In short, a good IBCLC will act as parents’ go-to resource, offering consultations and advice on the development of the baby after surgery.
Accessing an IBCLC after a frenectomy
As I mentioned in the last post, many offices do not offer the services of an IBCLC immediately after a procedure. So I recommend that parents make arrangements to see an IBCLC for a follow-up appointment either on the day of the procedure or the day after. If this is not possible, talk with the IBCLC about aftercare in advance of the procedure so you know what to expect. If your office does have an IBCLC available to you after the procedure, then you’re in luck! They can help make sure that mother and baby are comfortable and happy with the new experience of feeding without a tongue tie.
In practice, accessing an IBCLC can be a challenge due to logistics or insurance issues. When dealing with insurance companies, I have found that they are most interested in contracts which are profitable for them, not in setting up patients with the healthcare providers who are best suited to their needs. The business of healthcare means that insurance companies can race to the bottom to find the cheapest provider, not the best. Parents should be wary and ask providers if they guarantee their work, and ask to see before and after pictures. In my case, I have thousands of images of children and babies before and after interventions which I would be happy to share with prospective patients.

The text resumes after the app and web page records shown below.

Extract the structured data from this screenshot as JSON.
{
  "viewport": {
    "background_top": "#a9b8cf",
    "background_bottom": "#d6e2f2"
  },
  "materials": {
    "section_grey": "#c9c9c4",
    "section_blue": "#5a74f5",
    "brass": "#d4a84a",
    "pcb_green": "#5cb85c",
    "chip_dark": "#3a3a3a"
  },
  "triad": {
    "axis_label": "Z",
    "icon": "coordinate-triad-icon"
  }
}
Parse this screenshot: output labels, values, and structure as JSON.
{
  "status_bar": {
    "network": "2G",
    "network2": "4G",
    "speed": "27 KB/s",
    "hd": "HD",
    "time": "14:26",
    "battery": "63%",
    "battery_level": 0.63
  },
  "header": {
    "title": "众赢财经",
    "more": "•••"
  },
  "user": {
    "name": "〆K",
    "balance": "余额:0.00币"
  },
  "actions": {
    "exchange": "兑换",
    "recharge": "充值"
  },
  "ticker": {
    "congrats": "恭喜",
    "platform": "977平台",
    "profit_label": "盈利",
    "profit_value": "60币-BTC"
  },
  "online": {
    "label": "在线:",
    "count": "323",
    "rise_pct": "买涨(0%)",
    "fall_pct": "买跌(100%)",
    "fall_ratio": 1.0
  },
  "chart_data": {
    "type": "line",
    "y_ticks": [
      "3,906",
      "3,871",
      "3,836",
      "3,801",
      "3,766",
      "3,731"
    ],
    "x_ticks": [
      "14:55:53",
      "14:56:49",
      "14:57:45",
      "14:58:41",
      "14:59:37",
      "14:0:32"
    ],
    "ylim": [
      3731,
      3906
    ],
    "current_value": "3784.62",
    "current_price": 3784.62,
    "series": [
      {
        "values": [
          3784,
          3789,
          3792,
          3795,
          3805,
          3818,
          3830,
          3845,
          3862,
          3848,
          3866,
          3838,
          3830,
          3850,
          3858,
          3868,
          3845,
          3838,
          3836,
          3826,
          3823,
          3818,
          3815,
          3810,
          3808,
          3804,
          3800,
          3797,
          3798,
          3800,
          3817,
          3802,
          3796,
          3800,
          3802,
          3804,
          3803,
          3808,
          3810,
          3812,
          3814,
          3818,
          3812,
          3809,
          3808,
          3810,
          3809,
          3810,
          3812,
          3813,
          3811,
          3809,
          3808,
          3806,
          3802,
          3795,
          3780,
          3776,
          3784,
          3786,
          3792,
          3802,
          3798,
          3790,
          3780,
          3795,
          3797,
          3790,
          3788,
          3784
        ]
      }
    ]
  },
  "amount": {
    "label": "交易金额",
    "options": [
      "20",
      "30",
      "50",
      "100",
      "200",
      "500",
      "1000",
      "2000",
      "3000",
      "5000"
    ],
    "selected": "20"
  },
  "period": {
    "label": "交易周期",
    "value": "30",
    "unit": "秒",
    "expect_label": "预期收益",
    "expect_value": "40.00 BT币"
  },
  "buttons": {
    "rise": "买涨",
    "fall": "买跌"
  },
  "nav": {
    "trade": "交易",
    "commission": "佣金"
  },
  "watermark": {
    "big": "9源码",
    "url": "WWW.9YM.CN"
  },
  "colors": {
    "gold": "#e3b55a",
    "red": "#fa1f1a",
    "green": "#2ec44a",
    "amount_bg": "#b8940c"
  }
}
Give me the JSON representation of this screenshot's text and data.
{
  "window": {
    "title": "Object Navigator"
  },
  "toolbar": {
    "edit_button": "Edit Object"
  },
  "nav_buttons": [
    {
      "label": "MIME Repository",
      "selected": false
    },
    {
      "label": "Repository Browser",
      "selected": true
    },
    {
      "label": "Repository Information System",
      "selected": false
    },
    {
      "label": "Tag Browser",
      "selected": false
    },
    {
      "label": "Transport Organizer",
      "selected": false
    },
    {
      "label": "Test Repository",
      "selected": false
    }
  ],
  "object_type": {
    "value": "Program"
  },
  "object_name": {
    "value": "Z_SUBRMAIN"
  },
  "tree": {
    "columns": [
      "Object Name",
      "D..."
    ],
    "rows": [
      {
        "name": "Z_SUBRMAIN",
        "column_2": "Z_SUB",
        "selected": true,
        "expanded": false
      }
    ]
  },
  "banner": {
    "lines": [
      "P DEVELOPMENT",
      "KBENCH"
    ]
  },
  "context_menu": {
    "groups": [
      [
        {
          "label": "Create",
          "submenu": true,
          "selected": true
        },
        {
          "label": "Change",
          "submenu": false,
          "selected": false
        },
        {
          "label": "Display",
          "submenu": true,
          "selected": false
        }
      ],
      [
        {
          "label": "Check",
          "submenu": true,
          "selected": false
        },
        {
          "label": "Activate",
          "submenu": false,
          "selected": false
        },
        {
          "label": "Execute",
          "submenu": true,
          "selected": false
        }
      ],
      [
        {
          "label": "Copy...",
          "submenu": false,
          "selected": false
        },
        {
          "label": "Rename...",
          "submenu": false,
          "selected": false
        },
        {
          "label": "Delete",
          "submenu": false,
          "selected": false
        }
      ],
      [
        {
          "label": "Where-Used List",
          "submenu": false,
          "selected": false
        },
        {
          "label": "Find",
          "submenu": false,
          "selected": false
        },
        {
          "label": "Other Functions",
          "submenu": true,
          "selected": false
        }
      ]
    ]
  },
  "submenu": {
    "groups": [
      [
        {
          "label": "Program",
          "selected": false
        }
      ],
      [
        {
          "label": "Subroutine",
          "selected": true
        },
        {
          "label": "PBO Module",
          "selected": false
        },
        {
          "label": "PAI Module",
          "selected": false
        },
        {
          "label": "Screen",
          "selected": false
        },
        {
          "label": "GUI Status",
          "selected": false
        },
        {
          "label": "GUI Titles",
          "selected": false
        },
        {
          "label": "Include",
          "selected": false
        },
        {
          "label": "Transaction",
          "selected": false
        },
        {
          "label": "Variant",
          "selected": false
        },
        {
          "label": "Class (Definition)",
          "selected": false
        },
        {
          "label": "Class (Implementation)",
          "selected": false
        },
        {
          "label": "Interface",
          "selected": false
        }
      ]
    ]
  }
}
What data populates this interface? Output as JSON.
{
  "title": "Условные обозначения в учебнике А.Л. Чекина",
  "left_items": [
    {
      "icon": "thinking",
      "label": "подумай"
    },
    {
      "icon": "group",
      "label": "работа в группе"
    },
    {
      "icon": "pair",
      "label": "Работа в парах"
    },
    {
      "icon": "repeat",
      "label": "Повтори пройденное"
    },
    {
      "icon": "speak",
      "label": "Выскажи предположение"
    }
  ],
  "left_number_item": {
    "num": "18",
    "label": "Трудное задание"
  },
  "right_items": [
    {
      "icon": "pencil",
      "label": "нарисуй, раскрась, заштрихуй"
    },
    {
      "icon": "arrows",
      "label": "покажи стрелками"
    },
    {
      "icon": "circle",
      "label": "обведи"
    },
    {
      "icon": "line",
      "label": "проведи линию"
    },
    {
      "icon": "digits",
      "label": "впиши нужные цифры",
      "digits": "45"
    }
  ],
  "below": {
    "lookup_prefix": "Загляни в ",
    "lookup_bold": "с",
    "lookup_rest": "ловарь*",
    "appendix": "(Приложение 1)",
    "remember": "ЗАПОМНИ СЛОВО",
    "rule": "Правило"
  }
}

Unfortunately, parents often forgo the services of an IBCLC because their services are not included in their insurance plan. However, the consultations are not overly expensive – typically they are between $100 and $300 for a visit of up to three hours – which is very little compared to the medical costs of treating a tongue-tied baby. (Not to mention the healthcare costs that will be ongoing for a tongue-tied child/adult.) Like taking a car in for routine maintenance, I believe that an IBCLC consultation offers great value for both parents and baby in the long term.
Why consult an IBCLC after a frenectomy?
From all of this, you can see how valuable the services of an IBCLC are. In fact, I would say that an IBCLC is even better positioned to help parents and babies with the specific challenges of a tongue tie than most pediatricians. At this time, pediatricians are not trained in assessing tongue ties or on breastfeeding in medical school, while the right IBCLC will see postoperative frenectomy babies at least every week. Some pediatricians have taken it upon themselves to take lots of CE and research so they can be a better help to families in this area, but not many. Before asking your pediatrician for breastfeeding help or advice, ask them what types of continuing education they have taken after medical school to become better versed in breastfeeding management. If they can’t answer that, you are likely better off asking a friend for help who has successfully breastfed a few kiddos. To summarize this post, I believe that the recommendations offered by an IBCLC hold weight and will get the best outcomes for parents and baby.